Pictures in the listing should not be copied. Reproduce, word for word, each line from the one holding "What data populates" through the final line.

**** Source data ****

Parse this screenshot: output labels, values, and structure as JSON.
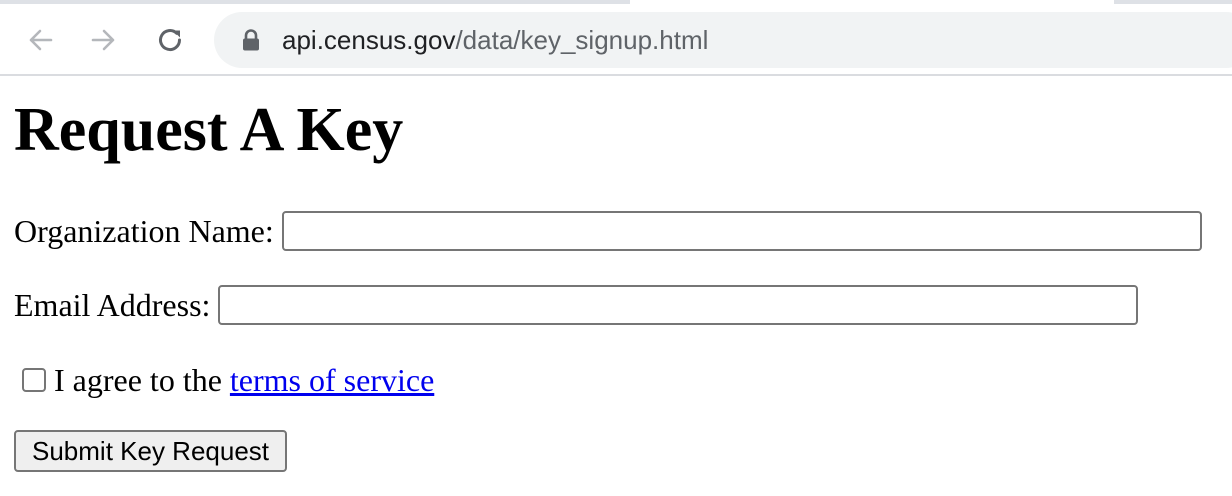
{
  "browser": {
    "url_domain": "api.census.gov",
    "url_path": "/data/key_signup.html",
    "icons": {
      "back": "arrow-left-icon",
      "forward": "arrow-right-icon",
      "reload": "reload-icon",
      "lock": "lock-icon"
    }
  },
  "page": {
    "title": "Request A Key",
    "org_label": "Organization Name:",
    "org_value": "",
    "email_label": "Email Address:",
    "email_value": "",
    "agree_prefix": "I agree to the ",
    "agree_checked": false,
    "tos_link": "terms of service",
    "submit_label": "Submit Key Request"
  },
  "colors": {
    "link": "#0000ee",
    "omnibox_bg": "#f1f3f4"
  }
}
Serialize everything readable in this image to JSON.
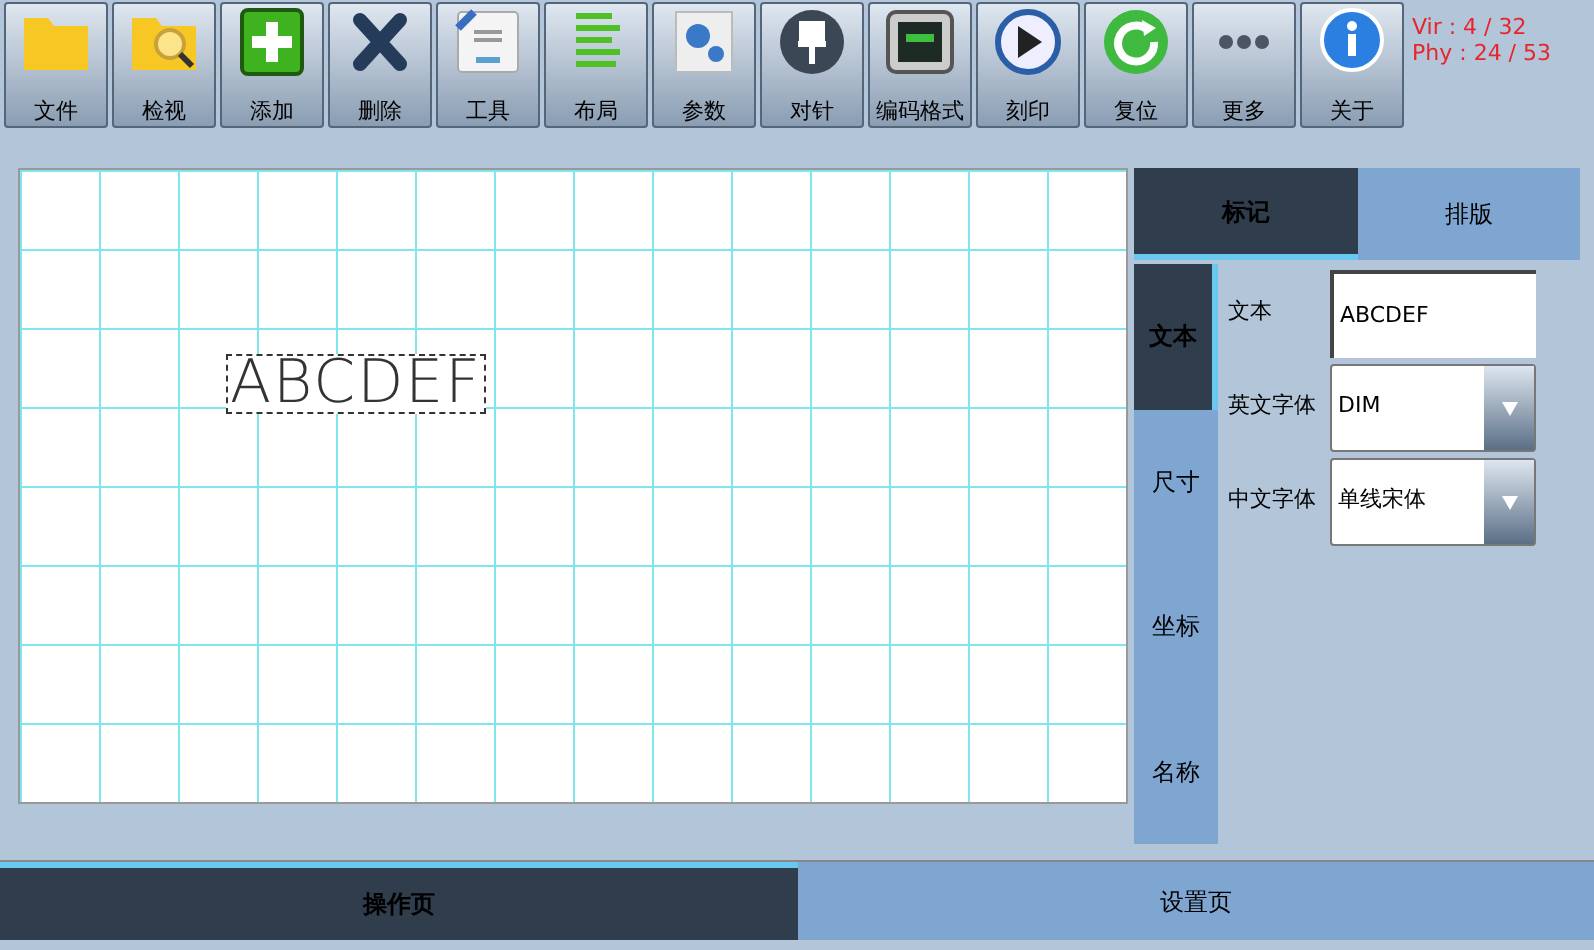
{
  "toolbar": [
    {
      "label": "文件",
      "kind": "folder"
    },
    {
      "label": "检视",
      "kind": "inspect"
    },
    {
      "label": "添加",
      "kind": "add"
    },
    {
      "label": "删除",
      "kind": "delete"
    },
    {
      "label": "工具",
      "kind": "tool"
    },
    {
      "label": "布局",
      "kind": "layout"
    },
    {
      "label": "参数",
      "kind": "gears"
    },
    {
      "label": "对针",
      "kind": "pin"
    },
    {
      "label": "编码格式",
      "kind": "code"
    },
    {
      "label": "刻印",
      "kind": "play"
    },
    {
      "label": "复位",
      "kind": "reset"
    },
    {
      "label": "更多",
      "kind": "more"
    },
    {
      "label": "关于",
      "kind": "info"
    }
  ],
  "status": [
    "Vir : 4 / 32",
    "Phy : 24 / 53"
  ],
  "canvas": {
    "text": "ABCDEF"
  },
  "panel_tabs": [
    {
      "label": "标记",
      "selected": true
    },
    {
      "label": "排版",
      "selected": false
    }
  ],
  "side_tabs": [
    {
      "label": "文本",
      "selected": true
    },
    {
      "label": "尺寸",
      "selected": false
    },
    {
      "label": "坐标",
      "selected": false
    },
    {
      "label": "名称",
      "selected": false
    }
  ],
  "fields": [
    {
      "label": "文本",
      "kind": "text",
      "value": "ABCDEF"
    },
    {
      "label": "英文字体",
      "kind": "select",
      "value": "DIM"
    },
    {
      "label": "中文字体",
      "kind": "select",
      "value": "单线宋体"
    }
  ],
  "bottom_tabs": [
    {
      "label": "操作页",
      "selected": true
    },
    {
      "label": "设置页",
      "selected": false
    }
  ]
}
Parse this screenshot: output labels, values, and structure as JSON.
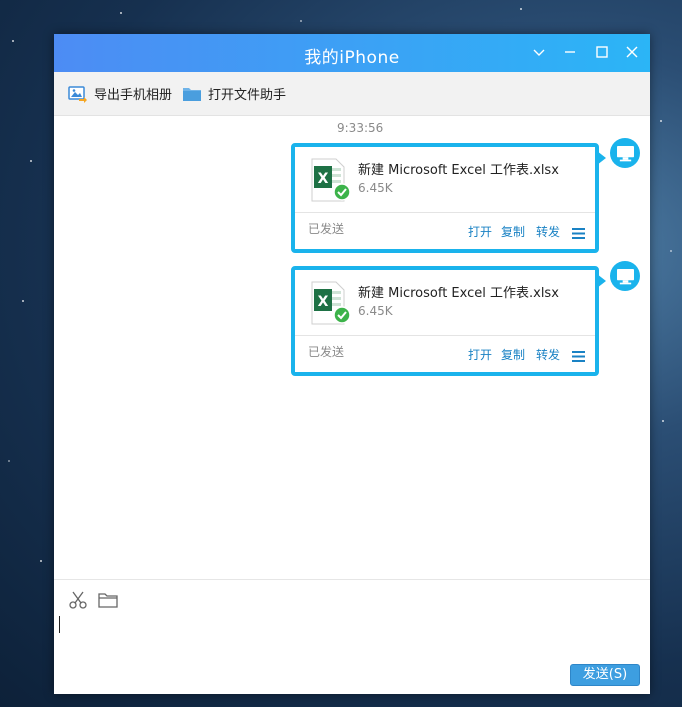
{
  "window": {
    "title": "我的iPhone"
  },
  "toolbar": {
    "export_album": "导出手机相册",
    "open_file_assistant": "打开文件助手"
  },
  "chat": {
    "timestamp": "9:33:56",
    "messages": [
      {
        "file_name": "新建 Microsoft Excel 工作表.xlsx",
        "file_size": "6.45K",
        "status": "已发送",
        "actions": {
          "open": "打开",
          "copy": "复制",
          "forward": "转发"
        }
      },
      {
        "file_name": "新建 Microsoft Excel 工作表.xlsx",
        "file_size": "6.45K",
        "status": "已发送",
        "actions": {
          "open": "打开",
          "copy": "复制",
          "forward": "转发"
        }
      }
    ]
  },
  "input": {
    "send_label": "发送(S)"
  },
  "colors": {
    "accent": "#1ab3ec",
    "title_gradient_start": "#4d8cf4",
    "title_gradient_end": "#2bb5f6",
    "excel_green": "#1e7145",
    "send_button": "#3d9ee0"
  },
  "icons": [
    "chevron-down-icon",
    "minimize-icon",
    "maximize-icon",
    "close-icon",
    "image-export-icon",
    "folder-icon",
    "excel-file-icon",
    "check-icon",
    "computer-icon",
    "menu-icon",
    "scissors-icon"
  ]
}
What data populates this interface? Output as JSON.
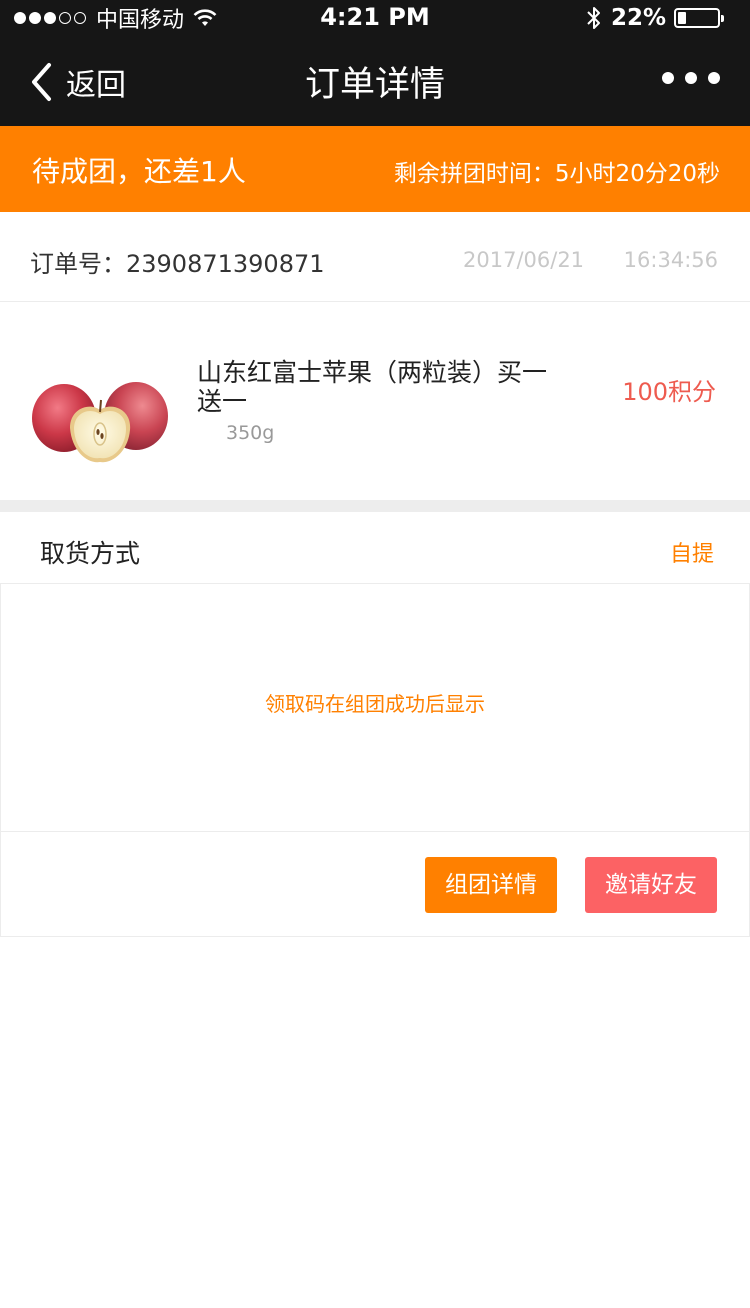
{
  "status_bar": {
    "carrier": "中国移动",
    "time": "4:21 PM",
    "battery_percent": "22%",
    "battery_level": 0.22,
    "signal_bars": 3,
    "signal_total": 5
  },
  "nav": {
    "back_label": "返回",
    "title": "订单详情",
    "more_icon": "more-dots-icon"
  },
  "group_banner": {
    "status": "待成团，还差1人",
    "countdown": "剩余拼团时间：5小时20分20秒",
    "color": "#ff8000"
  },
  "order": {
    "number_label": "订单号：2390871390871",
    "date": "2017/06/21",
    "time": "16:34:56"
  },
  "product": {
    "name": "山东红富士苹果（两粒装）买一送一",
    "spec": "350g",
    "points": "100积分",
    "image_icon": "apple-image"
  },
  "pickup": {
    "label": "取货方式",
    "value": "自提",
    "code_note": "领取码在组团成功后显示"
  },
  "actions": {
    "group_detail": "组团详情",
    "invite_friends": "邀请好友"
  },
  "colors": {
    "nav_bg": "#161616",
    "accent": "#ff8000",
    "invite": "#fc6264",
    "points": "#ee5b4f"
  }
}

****

> _Solution to this task_:
What data populates this interface? Output as JSON.
{
  "status_bar": {
    "carrier": "中国移动",
    "time": "4:21 PM",
    "battery_percent": "22%",
    "battery_level": 0.22,
    "signal_bars": 3,
    "signal_total": 5
  },
  "nav": {
    "back_label": "返回",
    "title": "订单详情",
    "more_icon": "more-dots-icon"
  },
  "group_banner": {
    "status": "待成团，还差1人",
    "countdown": "剩余拼团时间：5小时20分20秒",
    "color": "#ff8000"
  },
  "order": {
    "number_label": "订单号：2390871390871",
    "date": "2017/06/21",
    "time": "16:34:56"
  },
  "product": {
    "name": "山东红富士苹果（两粒装）买一送一",
    "spec": "350g",
    "points": "100积分",
    "image_icon": "apple-image"
  },
  "pickup": {
    "label": "取货方式",
    "value": "自提",
    "code_note": "领取码在组团成功后显示"
  },
  "actions": {
    "group_detail": "组团详情",
    "invite_friends": "邀请好友"
  },
  "colors": {
    "nav_bg": "#161616",
    "accent": "#ff8000",
    "invite": "#fc6264",
    "points": "#ee5b4f"
  }
}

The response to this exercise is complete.